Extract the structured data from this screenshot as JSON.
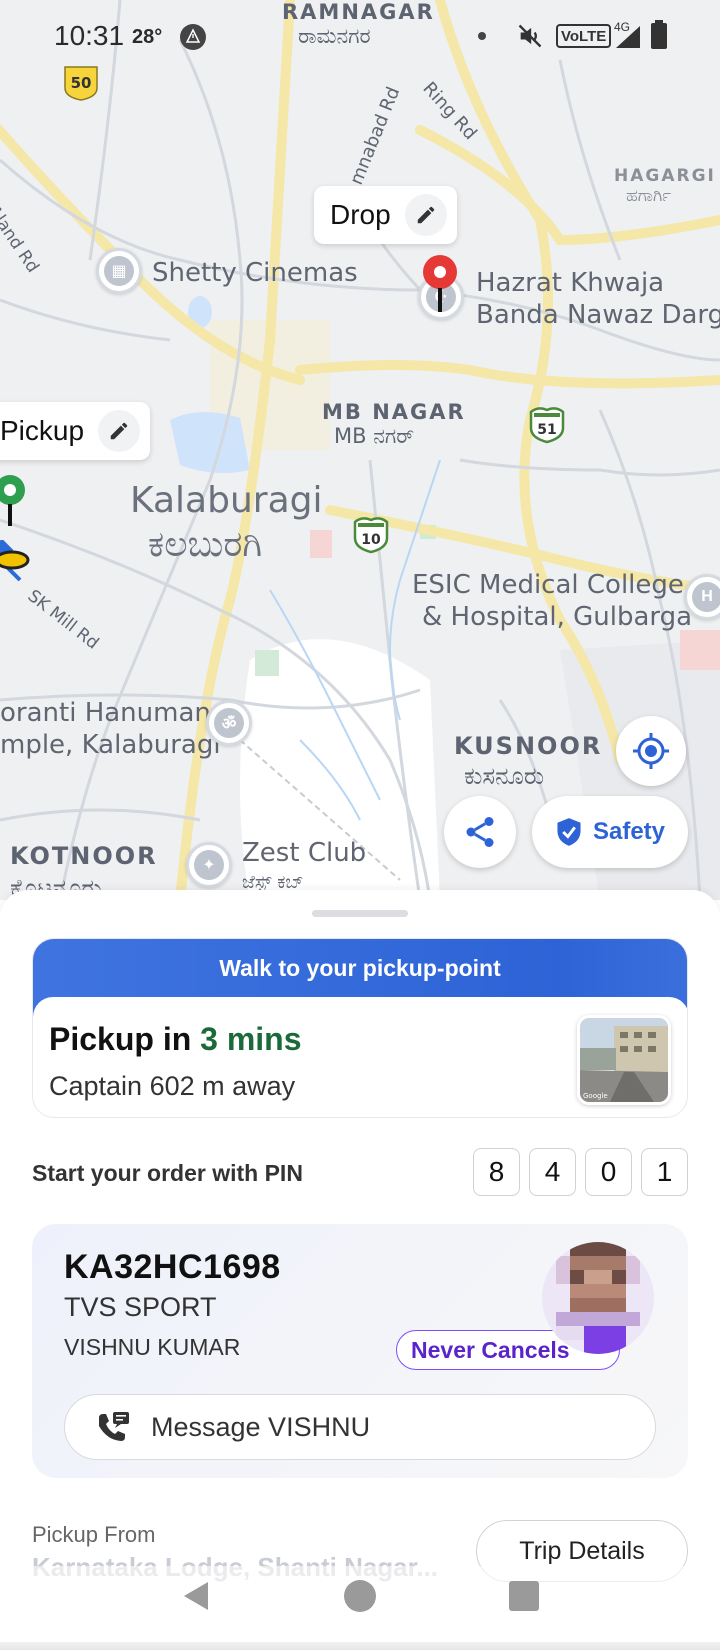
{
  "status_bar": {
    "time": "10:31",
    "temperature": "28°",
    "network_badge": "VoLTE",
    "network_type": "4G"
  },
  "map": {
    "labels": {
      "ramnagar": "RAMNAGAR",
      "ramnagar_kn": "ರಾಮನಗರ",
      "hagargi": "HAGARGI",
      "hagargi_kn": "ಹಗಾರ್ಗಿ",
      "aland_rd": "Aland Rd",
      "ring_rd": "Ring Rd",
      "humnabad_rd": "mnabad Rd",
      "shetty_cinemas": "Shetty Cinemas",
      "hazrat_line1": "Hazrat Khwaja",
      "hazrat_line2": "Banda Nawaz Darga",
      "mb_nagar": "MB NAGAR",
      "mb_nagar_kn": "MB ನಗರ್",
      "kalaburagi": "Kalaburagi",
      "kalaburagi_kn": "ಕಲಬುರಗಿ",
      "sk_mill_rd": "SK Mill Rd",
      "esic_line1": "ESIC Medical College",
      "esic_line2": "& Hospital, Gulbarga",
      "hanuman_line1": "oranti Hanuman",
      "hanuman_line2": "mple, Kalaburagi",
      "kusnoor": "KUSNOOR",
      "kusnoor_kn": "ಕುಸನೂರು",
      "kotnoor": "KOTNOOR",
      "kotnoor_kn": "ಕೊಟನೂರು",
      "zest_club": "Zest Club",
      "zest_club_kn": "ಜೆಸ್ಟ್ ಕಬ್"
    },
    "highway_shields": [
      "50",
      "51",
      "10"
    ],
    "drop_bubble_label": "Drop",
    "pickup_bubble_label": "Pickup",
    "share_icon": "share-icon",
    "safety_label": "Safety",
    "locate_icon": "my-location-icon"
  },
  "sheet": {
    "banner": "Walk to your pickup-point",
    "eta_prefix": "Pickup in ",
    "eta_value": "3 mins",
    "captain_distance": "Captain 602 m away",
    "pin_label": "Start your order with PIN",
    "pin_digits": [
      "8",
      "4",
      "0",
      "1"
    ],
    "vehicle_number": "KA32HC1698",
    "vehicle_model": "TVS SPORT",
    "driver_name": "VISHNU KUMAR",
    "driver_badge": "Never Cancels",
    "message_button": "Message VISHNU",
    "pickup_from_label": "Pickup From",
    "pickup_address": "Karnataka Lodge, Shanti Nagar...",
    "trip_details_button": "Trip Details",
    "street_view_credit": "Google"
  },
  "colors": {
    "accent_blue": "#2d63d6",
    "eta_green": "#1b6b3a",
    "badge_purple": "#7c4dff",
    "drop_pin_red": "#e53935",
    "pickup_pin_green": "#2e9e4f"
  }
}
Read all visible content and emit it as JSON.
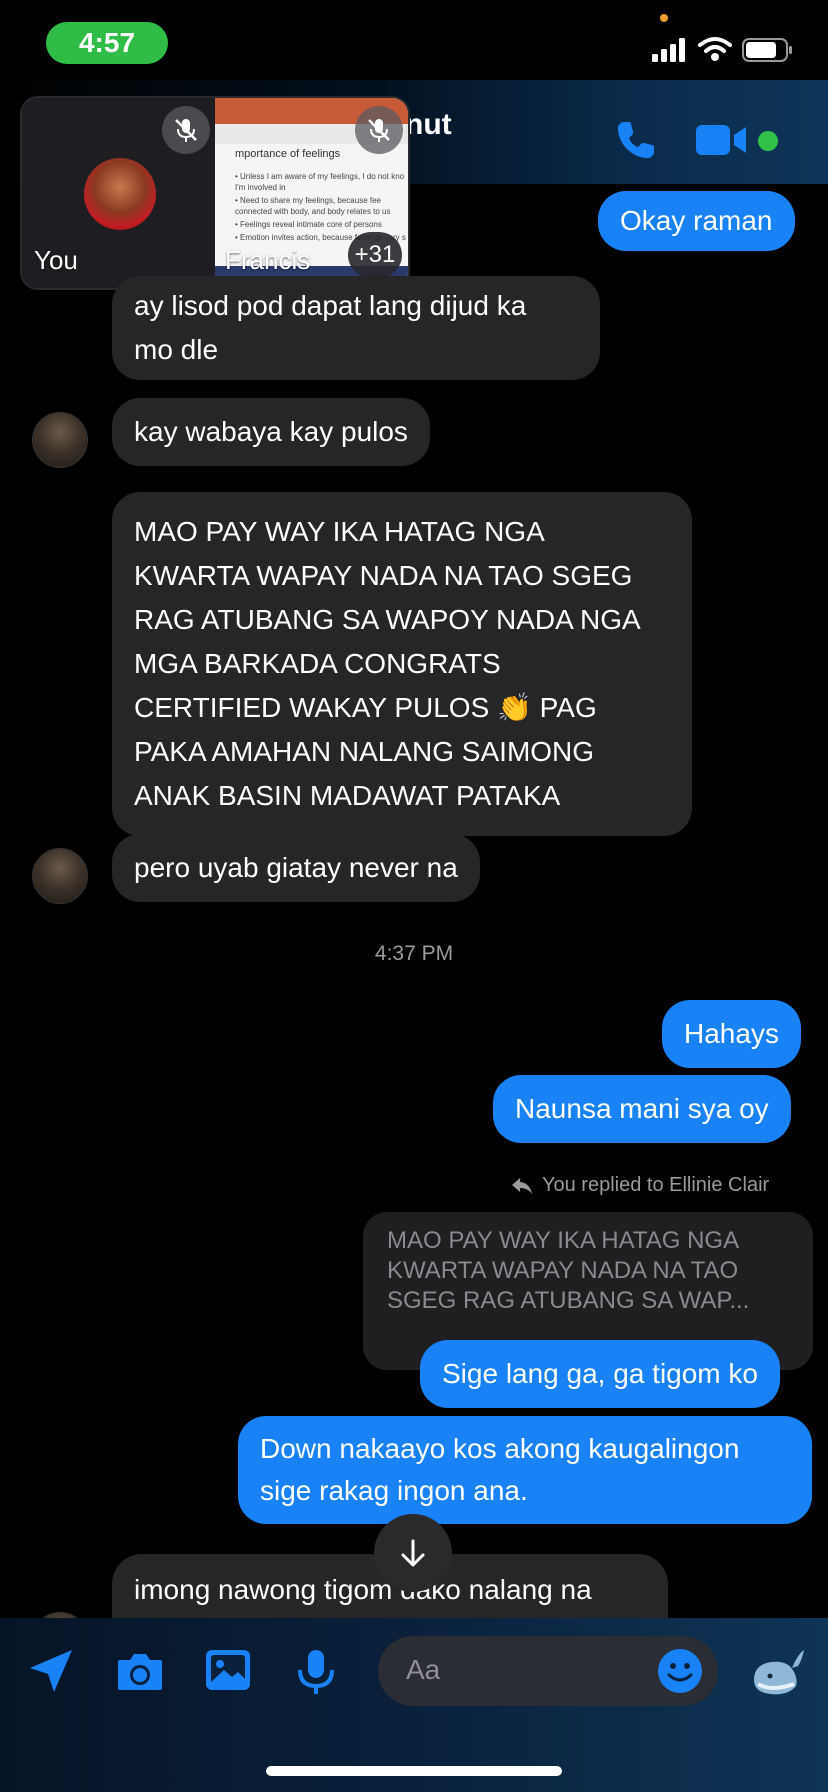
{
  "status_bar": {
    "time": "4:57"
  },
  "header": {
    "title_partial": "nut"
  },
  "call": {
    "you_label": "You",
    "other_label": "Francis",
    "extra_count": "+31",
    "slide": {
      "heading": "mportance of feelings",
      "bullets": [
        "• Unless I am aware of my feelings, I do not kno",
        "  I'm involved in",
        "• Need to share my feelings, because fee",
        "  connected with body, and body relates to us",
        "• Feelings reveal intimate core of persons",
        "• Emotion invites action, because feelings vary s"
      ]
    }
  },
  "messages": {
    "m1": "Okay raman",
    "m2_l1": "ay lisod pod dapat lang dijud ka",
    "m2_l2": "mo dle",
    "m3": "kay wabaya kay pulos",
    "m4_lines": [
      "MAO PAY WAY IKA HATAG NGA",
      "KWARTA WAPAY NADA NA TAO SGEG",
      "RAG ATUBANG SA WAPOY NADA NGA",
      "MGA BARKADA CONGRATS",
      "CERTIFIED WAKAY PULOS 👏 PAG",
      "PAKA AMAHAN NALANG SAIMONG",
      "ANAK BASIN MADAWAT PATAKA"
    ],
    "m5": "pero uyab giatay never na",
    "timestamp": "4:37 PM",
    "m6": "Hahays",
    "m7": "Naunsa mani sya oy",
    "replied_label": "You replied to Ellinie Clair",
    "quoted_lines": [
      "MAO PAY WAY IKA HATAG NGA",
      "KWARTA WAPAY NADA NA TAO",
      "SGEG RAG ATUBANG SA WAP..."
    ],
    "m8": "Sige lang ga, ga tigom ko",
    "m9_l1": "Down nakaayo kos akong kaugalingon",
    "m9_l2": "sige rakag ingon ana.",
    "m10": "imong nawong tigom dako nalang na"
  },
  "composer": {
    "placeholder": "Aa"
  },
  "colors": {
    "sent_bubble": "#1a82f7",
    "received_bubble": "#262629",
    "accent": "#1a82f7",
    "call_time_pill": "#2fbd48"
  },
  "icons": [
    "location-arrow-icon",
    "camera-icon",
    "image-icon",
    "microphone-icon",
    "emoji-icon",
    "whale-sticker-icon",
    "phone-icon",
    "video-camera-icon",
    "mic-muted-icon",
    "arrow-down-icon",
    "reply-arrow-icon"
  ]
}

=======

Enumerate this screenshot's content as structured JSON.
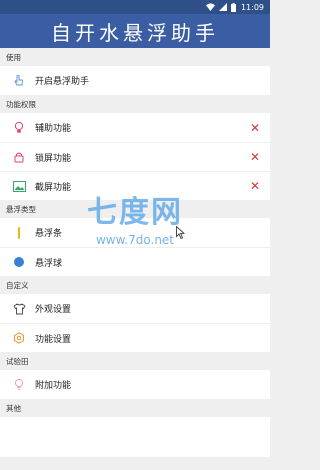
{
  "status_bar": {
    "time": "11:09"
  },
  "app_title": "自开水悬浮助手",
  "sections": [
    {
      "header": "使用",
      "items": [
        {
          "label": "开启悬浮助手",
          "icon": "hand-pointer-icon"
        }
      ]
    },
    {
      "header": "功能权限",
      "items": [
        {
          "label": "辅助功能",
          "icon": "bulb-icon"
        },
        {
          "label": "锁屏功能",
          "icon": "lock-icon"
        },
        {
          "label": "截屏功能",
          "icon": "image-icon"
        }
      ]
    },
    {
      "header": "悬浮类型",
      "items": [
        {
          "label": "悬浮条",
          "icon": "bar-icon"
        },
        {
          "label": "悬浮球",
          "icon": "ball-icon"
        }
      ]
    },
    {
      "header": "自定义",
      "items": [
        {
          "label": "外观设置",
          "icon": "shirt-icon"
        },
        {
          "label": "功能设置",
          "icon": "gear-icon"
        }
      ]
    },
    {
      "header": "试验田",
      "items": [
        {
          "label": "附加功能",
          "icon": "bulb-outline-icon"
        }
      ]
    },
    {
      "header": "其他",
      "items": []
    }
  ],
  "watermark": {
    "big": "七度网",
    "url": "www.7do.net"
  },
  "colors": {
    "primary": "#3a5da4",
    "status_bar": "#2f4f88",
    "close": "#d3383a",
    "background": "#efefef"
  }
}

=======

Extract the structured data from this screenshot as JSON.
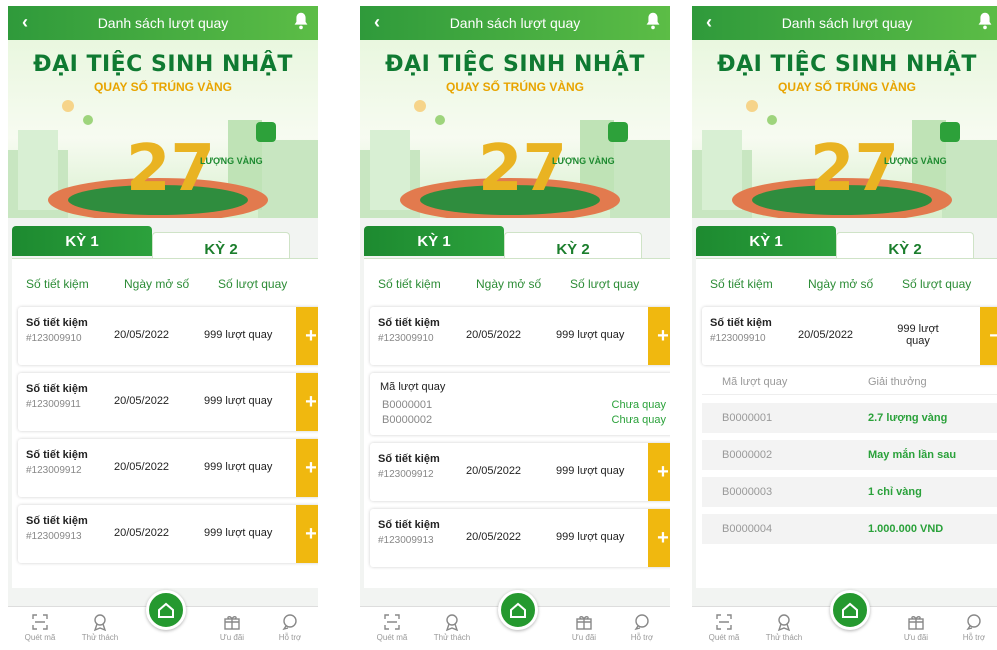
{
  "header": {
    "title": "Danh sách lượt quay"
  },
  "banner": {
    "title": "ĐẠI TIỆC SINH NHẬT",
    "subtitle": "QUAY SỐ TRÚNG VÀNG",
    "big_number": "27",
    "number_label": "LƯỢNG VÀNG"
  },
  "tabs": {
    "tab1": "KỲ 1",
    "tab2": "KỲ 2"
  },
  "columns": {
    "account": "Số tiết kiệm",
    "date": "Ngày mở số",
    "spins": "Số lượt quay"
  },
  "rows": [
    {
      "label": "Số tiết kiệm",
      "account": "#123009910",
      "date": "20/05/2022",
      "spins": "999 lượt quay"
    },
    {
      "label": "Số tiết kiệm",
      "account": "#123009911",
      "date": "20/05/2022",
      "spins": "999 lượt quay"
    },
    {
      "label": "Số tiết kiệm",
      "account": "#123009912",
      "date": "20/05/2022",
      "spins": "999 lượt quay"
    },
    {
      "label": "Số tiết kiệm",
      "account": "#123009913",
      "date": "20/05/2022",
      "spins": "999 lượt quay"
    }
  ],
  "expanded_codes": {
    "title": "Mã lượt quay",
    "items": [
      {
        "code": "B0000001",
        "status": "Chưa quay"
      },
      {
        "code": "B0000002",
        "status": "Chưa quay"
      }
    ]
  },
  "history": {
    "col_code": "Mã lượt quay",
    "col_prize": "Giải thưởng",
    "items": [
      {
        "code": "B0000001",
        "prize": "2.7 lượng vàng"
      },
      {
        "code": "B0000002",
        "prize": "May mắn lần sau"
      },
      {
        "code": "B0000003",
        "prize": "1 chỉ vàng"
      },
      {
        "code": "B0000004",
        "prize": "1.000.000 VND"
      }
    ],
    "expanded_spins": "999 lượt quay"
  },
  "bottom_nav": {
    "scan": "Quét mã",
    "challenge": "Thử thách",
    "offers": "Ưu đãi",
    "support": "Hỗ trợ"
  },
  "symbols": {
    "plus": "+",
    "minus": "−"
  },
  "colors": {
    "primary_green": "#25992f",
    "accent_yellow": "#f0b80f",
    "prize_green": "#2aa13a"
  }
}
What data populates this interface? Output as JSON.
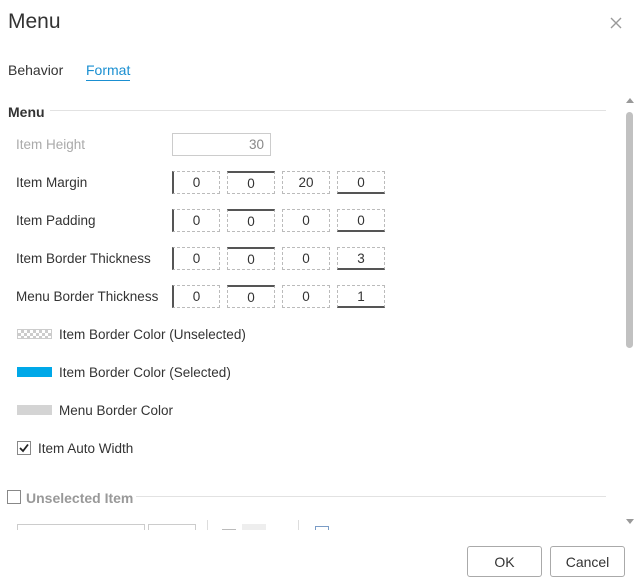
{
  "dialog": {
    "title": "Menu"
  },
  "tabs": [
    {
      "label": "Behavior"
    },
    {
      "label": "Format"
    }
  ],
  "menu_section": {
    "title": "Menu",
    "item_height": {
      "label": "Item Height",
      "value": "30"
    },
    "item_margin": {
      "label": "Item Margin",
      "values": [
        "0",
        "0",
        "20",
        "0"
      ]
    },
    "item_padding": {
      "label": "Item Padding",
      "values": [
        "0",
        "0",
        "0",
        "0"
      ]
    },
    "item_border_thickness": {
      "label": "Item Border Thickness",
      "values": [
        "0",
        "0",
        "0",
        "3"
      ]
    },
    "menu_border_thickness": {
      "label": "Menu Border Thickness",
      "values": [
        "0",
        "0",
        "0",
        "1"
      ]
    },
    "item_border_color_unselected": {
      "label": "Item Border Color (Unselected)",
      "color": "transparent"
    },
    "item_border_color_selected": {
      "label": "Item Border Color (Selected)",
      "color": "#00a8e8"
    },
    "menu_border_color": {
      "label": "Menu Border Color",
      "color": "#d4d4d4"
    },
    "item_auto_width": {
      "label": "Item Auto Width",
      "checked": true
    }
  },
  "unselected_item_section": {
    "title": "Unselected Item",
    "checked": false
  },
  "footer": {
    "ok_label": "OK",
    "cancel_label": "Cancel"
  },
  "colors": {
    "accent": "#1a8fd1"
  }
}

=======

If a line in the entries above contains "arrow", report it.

» **Task answer**:
    "location-arrow-icon",
    "arrow-down-icon",
    "reply-arrow-icon"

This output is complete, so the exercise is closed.